I've been very, very lucky throughout my life. I haven't (knock on wood) experienced any major injuries, and the only bone I've broken has been my little toe. It did hurt, but it wasn't life-changing. Other than that, I've had aches and pains, but I wouldn't say that I've ever truly suffered. As a result, I've been woefully unprepared for real pain. And I finally had a taste of it this weekend. I'm still in the process of finding out what the issue is; and I am now living in terror of repeating the episode I suffered through this past Saturday night. All I know is that I had never imagined that pain could be so intense without causing someone to pass out. I literally thought I was dying for an hour or so; after that, I didn't care if I was. I was in utter agony...I felt like someone was stabbing his way out of my ribcage and back. Yes, I should have called 911...but when you are alone in the middle of the night, in excruciating pain, calling 911 makes everything so real. I kept trying to tell myself that I just had the worst case of heartburn of all time, because I'd rather suffer alone and convince myself that nothing was really wrong, and that whatever was going on would resolve on its own. I was an idiot; if you are reading this and ever wake up in blinding pain, CALL AN AMBULANCE.
After 8 hours of this, the pain slowly began to ebb. I passed out into my sweat-soaked pillow and prayed to God that (a) I would live, and (b) I would never have to feel this way again in my life. Sadly, I was willing to take b over a. I couldn't imagine ever going through that again. Even now, thinking about it, I just started sweating with leftover fear.
The point of this blog isn't to bitch and moan about my night of misery...well, maybe a little. Give me a break, I'm still having flashbacks of that night. But aside from that, I finally "get" something that has frustrated me for years: I understand our forgiving mental state when it comes to severe pain. Oh, I understood this in theory, but it's quite different when it happens to you. For years, I have seen people who can barely function due to their pain making significant strides toward living a comfortable life. And then, as I happily bring up how far they have come, I get that blank look and a shrug. "Yeah, I guess I feel better than I used to, but my pain wasn't all that bad in the first place."
I will point out that on their first visit, they were a 10/10 pain-wise. Now, they are a 3/10. And I always get a look of confusion. "Oh yeah...I guess I was pretty bad back then. I just couldn't really remember..."
When I first started out in practice, I used to get slightly annoyed over this, thinking that this seemed pretty damned ungrateful. Not necessarily toward me, but just in general; if you are sick, and then become well, shouldn't you be happy about it? If you're not, well, maybe you're just a negative person who can't appreciate being healthy. That was how I saw it.
Then, as time went on, I realized that this attitude was more of a disconnect of perception than anything else. Pain is so subjective, it is impossible to quantify it accurately, and more impossible still to recreate the experience emotionally after it is over. Pain ends, you forget. You can remember that it was awful, that it was sharp/stabbing/achy...but to really remember it you have to bring yourself back to a place of physical experience, and you simply can't do that. Or maybe you can, but why would you want to?

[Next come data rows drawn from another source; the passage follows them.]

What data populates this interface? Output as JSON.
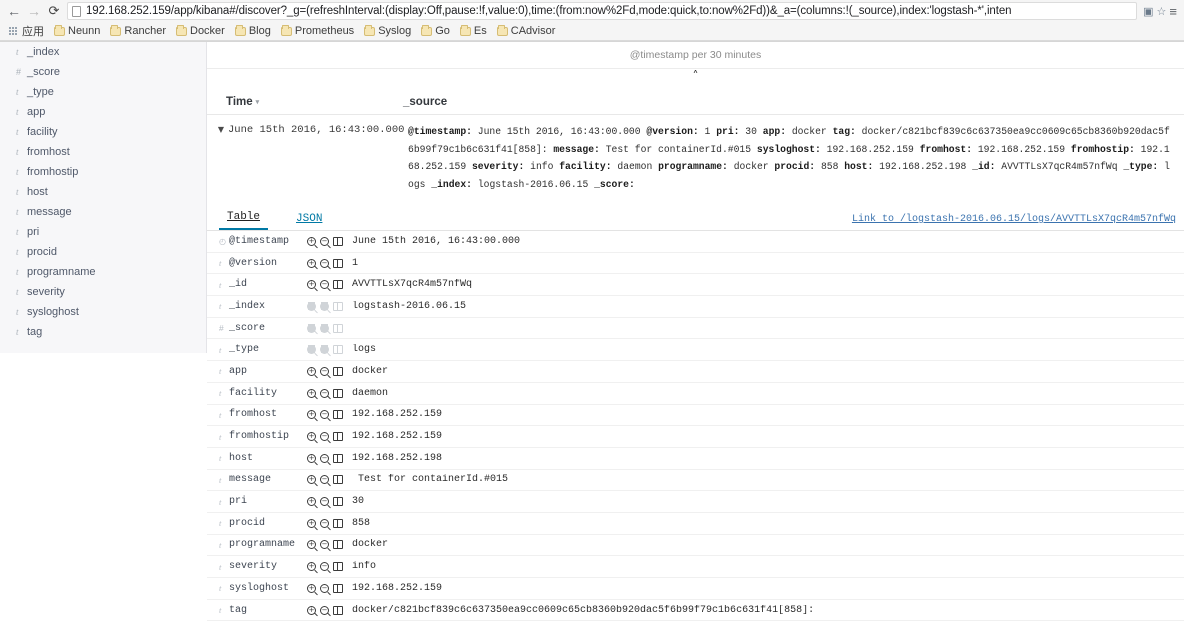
{
  "browser": {
    "url": "192.168.252.159/app/kibana#/discover?_g=(refreshInterval:(display:Off,pause:!f,value:0),time:(from:now%2Fd,mode:quick,to:now%2Fd))&_a=(columns:!(_source),index:'logstash-*',inten",
    "back_icon": "←",
    "forward_icon": "→",
    "reload_icon": "⟳",
    "star_icon": "☆",
    "cast_icon": "▣",
    "menu_icon": "≡",
    "bookmarks": [
      {
        "label": "应用",
        "icon": "apps-grid"
      },
      {
        "label": "Neunn",
        "icon": "folder"
      },
      {
        "label": "Rancher",
        "icon": "folder"
      },
      {
        "label": "Docker",
        "icon": "folder"
      },
      {
        "label": "Blog",
        "icon": "folder"
      },
      {
        "label": "Prometheus",
        "icon": "folder"
      },
      {
        "label": "Syslog",
        "icon": "folder"
      },
      {
        "label": "Go",
        "icon": "folder"
      },
      {
        "label": "Es",
        "icon": "folder"
      },
      {
        "label": "CAdvisor",
        "icon": "folder"
      }
    ]
  },
  "sidebar": {
    "fields": [
      {
        "type": "t",
        "name": "_index"
      },
      {
        "type": "#",
        "name": "_score"
      },
      {
        "type": "t",
        "name": "_type"
      },
      {
        "type": "t",
        "name": "app"
      },
      {
        "type": "t",
        "name": "facility"
      },
      {
        "type": "t",
        "name": "fromhost"
      },
      {
        "type": "t",
        "name": "fromhostip"
      },
      {
        "type": "t",
        "name": "host"
      },
      {
        "type": "t",
        "name": "message"
      },
      {
        "type": "t",
        "name": "pri"
      },
      {
        "type": "t",
        "name": "procid"
      },
      {
        "type": "t",
        "name": "programname"
      },
      {
        "type": "t",
        "name": "severity"
      },
      {
        "type": "t",
        "name": "sysloghost"
      },
      {
        "type": "t",
        "name": "tag"
      }
    ]
  },
  "chart": {
    "label": "@timestamp per 30 minutes",
    "collapse_icon": "˄"
  },
  "doc_table": {
    "header": {
      "time": "Time",
      "sort_caret": "▾",
      "source": "_source"
    },
    "row": {
      "expand_icon": "▼",
      "time": "June 15th 2016, 16:43:00.000",
      "source_pairs": [
        {
          "key": "@timestamp:",
          "value": "June 15th 2016, 16:43:00.000"
        },
        {
          "key": "@version:",
          "value": "1"
        },
        {
          "key": "pri:",
          "value": "30"
        },
        {
          "key": "app:",
          "value": "docker"
        },
        {
          "key": "tag:",
          "value": "docker/c821bcf839c6c637350ea9cc0609c65cb8360b920dac5f6b99f79c1b6c631f41[858]:"
        },
        {
          "key": "message:",
          "value": "Test for containerId.#015"
        },
        {
          "key": "sysloghost:",
          "value": "192.168.252.159"
        },
        {
          "key": "fromhost:",
          "value": "192.168.252.159"
        },
        {
          "key": "fromhostip:",
          "value": "192.168.252.159"
        },
        {
          "key": "severity:",
          "value": "info"
        },
        {
          "key": "facility:",
          "value": "daemon"
        },
        {
          "key": "programname:",
          "value": "docker"
        },
        {
          "key": "procid:",
          "value": "858"
        },
        {
          "key": "host:",
          "value": "192.168.252.198"
        },
        {
          "key": "_id:",
          "value": "AVVTTLsX7qcR4m57nfWq"
        },
        {
          "key": "_type:",
          "value": "logs"
        },
        {
          "key": "_index:",
          "value": "logstash-2016.06.15"
        },
        {
          "key": "_score:",
          "value": ""
        }
      ]
    }
  },
  "detail_view": {
    "tabs": [
      {
        "label": "Table",
        "active": true
      },
      {
        "label": "JSON",
        "active": false
      }
    ],
    "link_text": "Link to /logstash-2016.06.15/logs/AVVTTLsX7qcR4m57nfWq",
    "action_icons": {
      "filter_for": "positive-magnifier-icon",
      "filter_out": "negative-magnifier-icon",
      "toggle_column": "toggle-column-icon"
    },
    "rows": [
      {
        "type": "◴",
        "type_class": "clock",
        "name": "@timestamp",
        "value": "June 15th 2016, 16:43:00.000",
        "disabled": false
      },
      {
        "type": "t",
        "type_class": "str",
        "name": "@version",
        "value": "1",
        "disabled": false
      },
      {
        "type": "t",
        "type_class": "str",
        "name": "_id",
        "value": "AVVTTLsX7qcR4m57nfWq",
        "disabled": false
      },
      {
        "type": "t",
        "type_class": "str",
        "name": "_index",
        "value": "logstash-2016.06.15",
        "disabled": true
      },
      {
        "type": "#",
        "type_class": "num",
        "name": "_score",
        "value": "",
        "disabled": true
      },
      {
        "type": "t",
        "type_class": "str",
        "name": "_type",
        "value": "logs",
        "disabled": true
      },
      {
        "type": "t",
        "type_class": "str",
        "name": "app",
        "value": "docker",
        "disabled": false
      },
      {
        "type": "t",
        "type_class": "str",
        "name": "facility",
        "value": "daemon",
        "disabled": false
      },
      {
        "type": "t",
        "type_class": "str",
        "name": "fromhost",
        "value": "192.168.252.159",
        "disabled": false
      },
      {
        "type": "t",
        "type_class": "str",
        "name": "fromhostip",
        "value": "192.168.252.159",
        "disabled": false
      },
      {
        "type": "t",
        "type_class": "str",
        "name": "host",
        "value": "192.168.252.198",
        "disabled": false
      },
      {
        "type": "t",
        "type_class": "str",
        "name": "message",
        "value": " Test for containerId.#015",
        "disabled": false
      },
      {
        "type": "t",
        "type_class": "str",
        "name": "pri",
        "value": "30",
        "disabled": false
      },
      {
        "type": "t",
        "type_class": "str",
        "name": "procid",
        "value": "858",
        "disabled": false
      },
      {
        "type": "t",
        "type_class": "str",
        "name": "programname",
        "value": "docker",
        "disabled": false
      },
      {
        "type": "t",
        "type_class": "str",
        "name": "severity",
        "value": "info",
        "disabled": false
      },
      {
        "type": "t",
        "type_class": "str",
        "name": "sysloghost",
        "value": "192.168.252.159",
        "disabled": false
      },
      {
        "type": "t",
        "type_class": "str",
        "name": "tag",
        "value": "docker/c821bcf839c6c637350ea9cc0609c65cb8360b920dac5f6b99f79c1b6c631f41[858]:",
        "disabled": false
      }
    ]
  }
}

So, tonight, I am sitting in my office, still in fear. My mid-back is aching, and I'm terrified that this is a precursor to another episode. I remember the pain and the fear, but try as I might I can't really remember just how badly I felt the other night. It's hazy, like a dream. A mercy, I suppose...and a testament to the flexibility of perception.
P.S. The photo with this blog has nothing to do with pain. It's my cat, Niko. I didn't feel like searching for a picture of someone in pain, because I'm lazy. Also, he followed me around all night when I thought I was dying, so he's earned a place in tonight's blog!